University of Tartu joined Bio-based Industries Consortium
On 19 June, the European Bio-based Industries Consortium (BIC) approved the University of Tartu as its associate member.
The BIC consists of large enterprises and clusters in the European bioeconomy sector and partner institutions, including universities, small businesses and regions. The main task of the consortium is to implement the research and development priorities of the European Union (EU) bioeconomy strategy as well as facilitate the sector’s competitiveness and cooperation between stakeholders.
From 2014–2020, the consortium is the European Commission’s partner in implementing the Bio-Based Industries (BBI) research and innovation programme: an industrial partnership between the public and private sectors. The programme’s budget is 3.7 billion euros, 800 million of which is the European Commission’s own contribution via the application rounds of the EU’s Horizon 2020 programme.
The bioeconomy partnership will continue in the 2021–2027 period with the Horizon Europe framework programme. This will focus on the creation of technologies and value chains that support the circular and climate-neutral economic model, incl. the development of production solutions based on local biomass and waste. Special emphasis is put on the synthesis of biofuels and new materials from local raw materials, which mostly means wood refining in the Estonian context.
The objectives of the University of Tartu’s membership in the consortium are to:
- promote the entrepreneurial cooperation of the University of Tartu’s research groups and find new partners;
- participate in the activities of BBI working groups, events and application rounds; and
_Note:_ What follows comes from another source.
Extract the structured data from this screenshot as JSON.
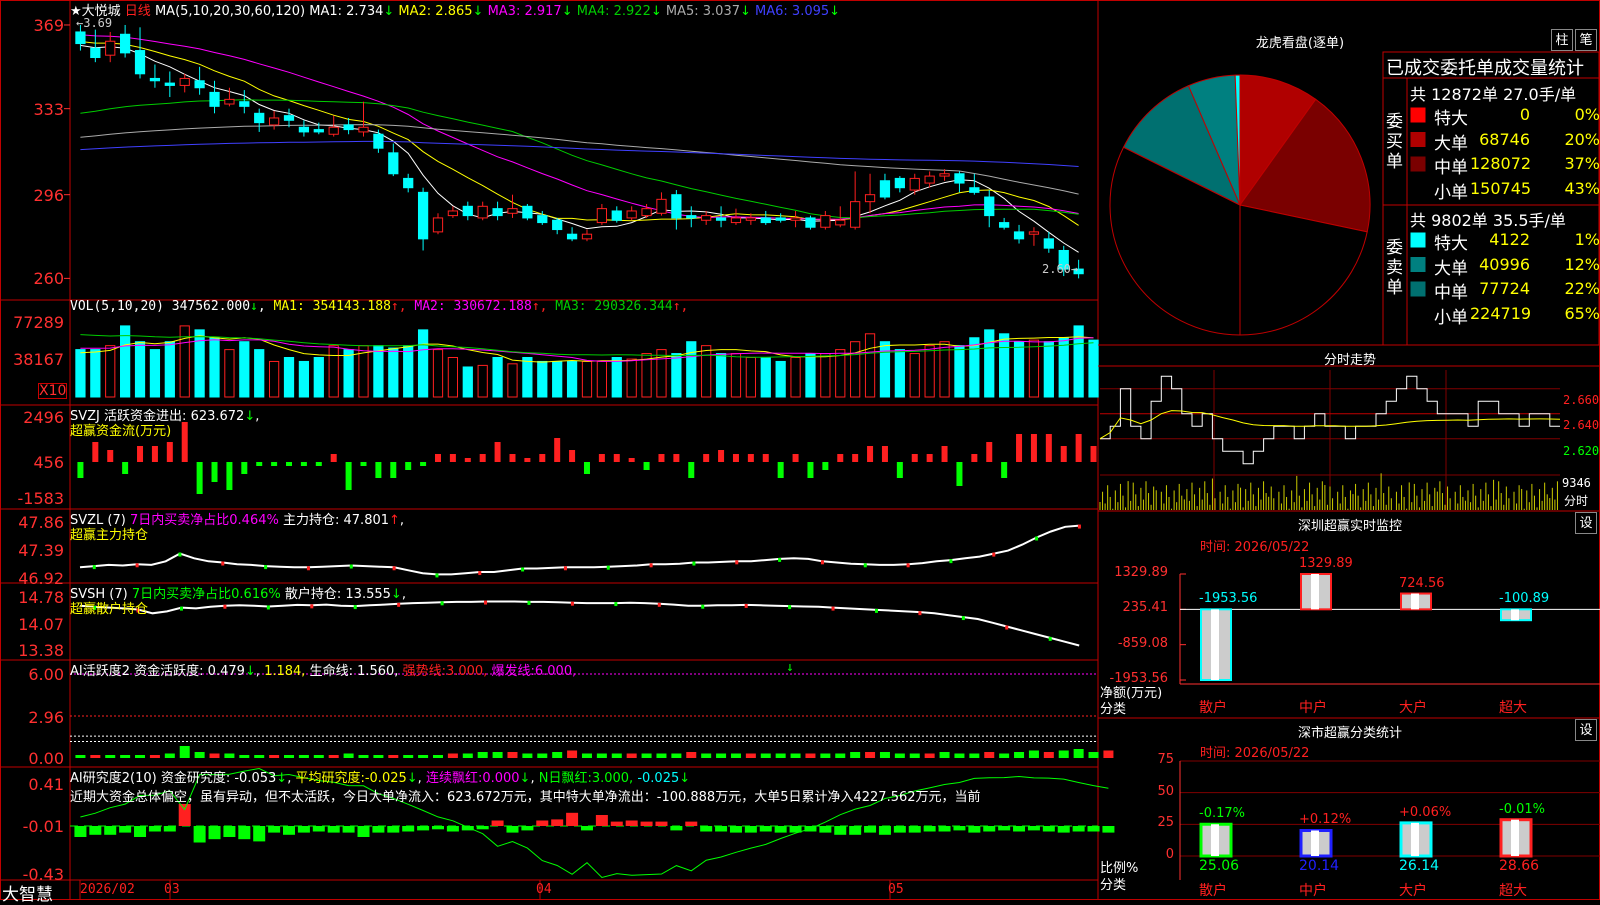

- increase investments in sustainable bioeconomy in Estonia.
Where research topics are concerned, the BBI objectives are the most compatible with the competencies of the University of Tartu Centre for Synthetic Biology. For instance, one of the objectives was the marketing of new mechanical pulp refining technologies in order to produce products, materials and chemicals with increased added value. The BBI research and innovation programme also includes prospects for projects related to green chemistry and gas fermentation production development. In April, the University of Tartu organised a seminar to introduce bioeconomy technologies in Brussels.
The BBI programme also supports the establishment of integrated biorefineries. For instance, last year, the EU’s biggest producer of wood pellets, Estonia-based Graanul Invest, received a grant of approximately 21 million euros for the establishment of a demo plant for the fractionation of the wood of deciduous trees.
The 2019 application round of the BBI programme is open until 5 September and its topics can be found on the BBI website and the Horizon 2020 participant portal. Additionally, the European Commission recently published the 2020 work programme, incl. the Horizon 2020 application rounds in the field of food and bioeconomy.
More information about opportunities for participating in the BIC: Vallo Mulk, Senior Specialist of International R&D Cooperation at the UT Grant Office, 737 6189, 5695 0955, vallo.mulk [ät] ut.ee